The Gibraltar Government yesterday urged Spain to push ahead with legislation to prohibit the use of large rigid-hulled inflatable boats, pledging the Rock’s “genuine desire” to strengthen cross-border cooperation between law enforcement agencies.
The message came a day after the tragic death of an eight year old child in a collision between two boats off Getares beach in Algeciras.
On Monday evening shortly after news of the child’s death, Chief Minister Fabian Picardo spoke to Algeciras mayor and Partido Popular senator, Jose Ignacio Landaluce, to express condolences on Gibraltar’s behalf.
“This sad incident has moved everyone in Gibraltar and no doubt the whole of the Campo de Gibraltar,” Mr Picardo said.
“There is widespread disbelief that recent events, including an unprovoked attack on off-duty law enforcement agents, have culminated in such a tragedy.”
One of the vessels in the collision was a rigid-hulled inflatable boat [RHIB], smaller than those used by drug traffickers yet of a similar design and equally capable of high speeds.
Although the incident was not directly linked to drug trafficking, it cause widespread outrage across the Campo de Gibraltar and again focused attention on smuggling and its impact on communities in the area.
Juan Ignacio Zoido, Spain’s Minister of the Interior, said that while the RHIB in the incident was not of the type used by smugglers, its two occupants – both of who were arrested after the collision – had previous convictions for drug trafficking.

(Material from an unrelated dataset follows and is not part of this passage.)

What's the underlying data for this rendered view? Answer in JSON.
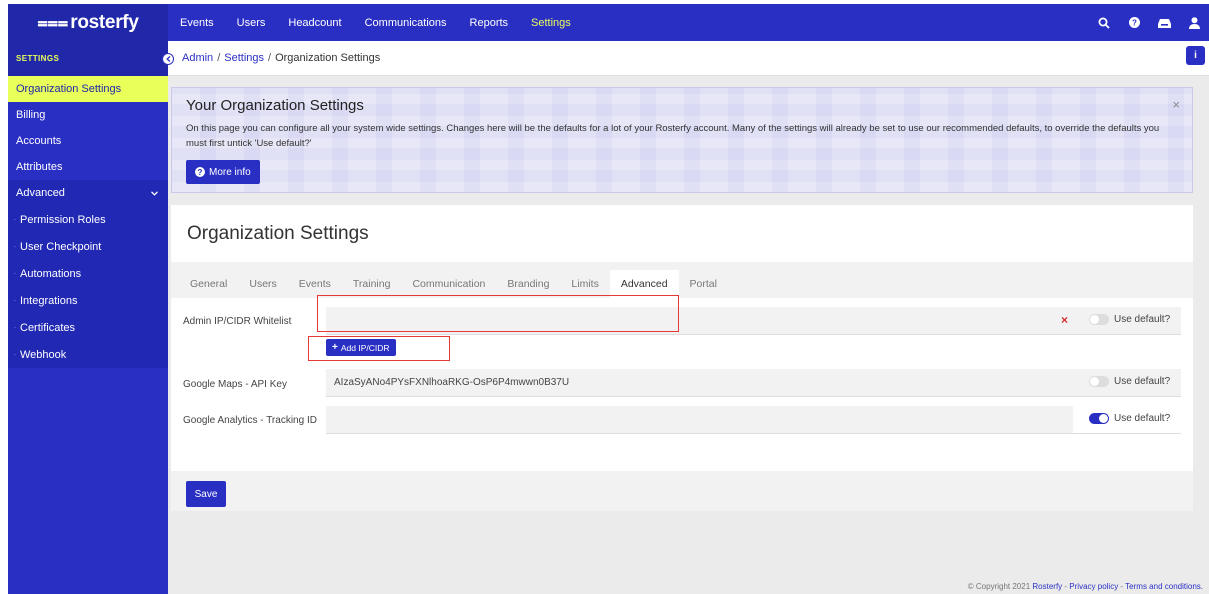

Spain’s regional and central authorities pledged greater efforts to combat organised crime, while community groups have organised a large protest in Algeciras on Thursday evening.
The Spanish Government has vowed to work with regional authorities to boost law enforcement presence and focus attention too on social initiatives to promote investment, education and job creation.
Yesterday Susana Díaz, the president of the Junta de Andalucia, called for increased permanent deployment of officers to the Campo in order to “re-establish authority” and security in the area.
But even as the politicians promised action to tackle the growing impunity of organised criminal gangs, the flow of drugs appeared relentless.
Yesterday, as the Campo took stock of recent events, Spanish police and customs reported seizing 420 kilos of cocaine in Algeciras.
In La Linea meanwhile, Guardia Civil officers conducted a major operation in the Atunara district yesterday morning, the results of which have not yet been made public.
Watching the latest developments from Gibraltar, Mr Picardo said “growing disregard” for the rule of law and “general lawlessness” in the Campo was a source of concern for everyone in this area.
“Beyond our many and deep political differences, at a human level we must never lose our empathy for each other and our concern for the serious social problems affecting our neighbouring cities,” he said.
The Chief Minister said he supported Spain’s more to reinforce law enforcement agencies in the Campo, adding that he also welcomed Spain’s decision to ban high-powered RHIBs just as Gibraltar did 23 years ago.
“I respectfully urge the Government of Spain to implement as soon as possible the decision it has already taken to ban these vessels, in the interest of citizens of the whole region,” Mr Picardo said.
“For the Government of Gibraltar, I firmly reinstate our genuine desire to reach understandings that would enable the law enforcement agencies of Gibraltar and Spain to work even more closely together than they already do today.”
“We owe it to the law-abiding citizens on both sides of the frontier to formalise the already close cooperation which exists in order to make it harder for criminal gangs operating in the Campo to ply their pernicious and illegal trade.”
“We owe it to the men and women of our law enforcement agencies.”
“And, as we prepare to leave the European Union, it would be tragic to see that the established European mechanisms for co-operation between law enforcement agencies might be diluted.”
“We must all work together to avoid that such a political failure today might end up fuelling the criminals’ future successes.”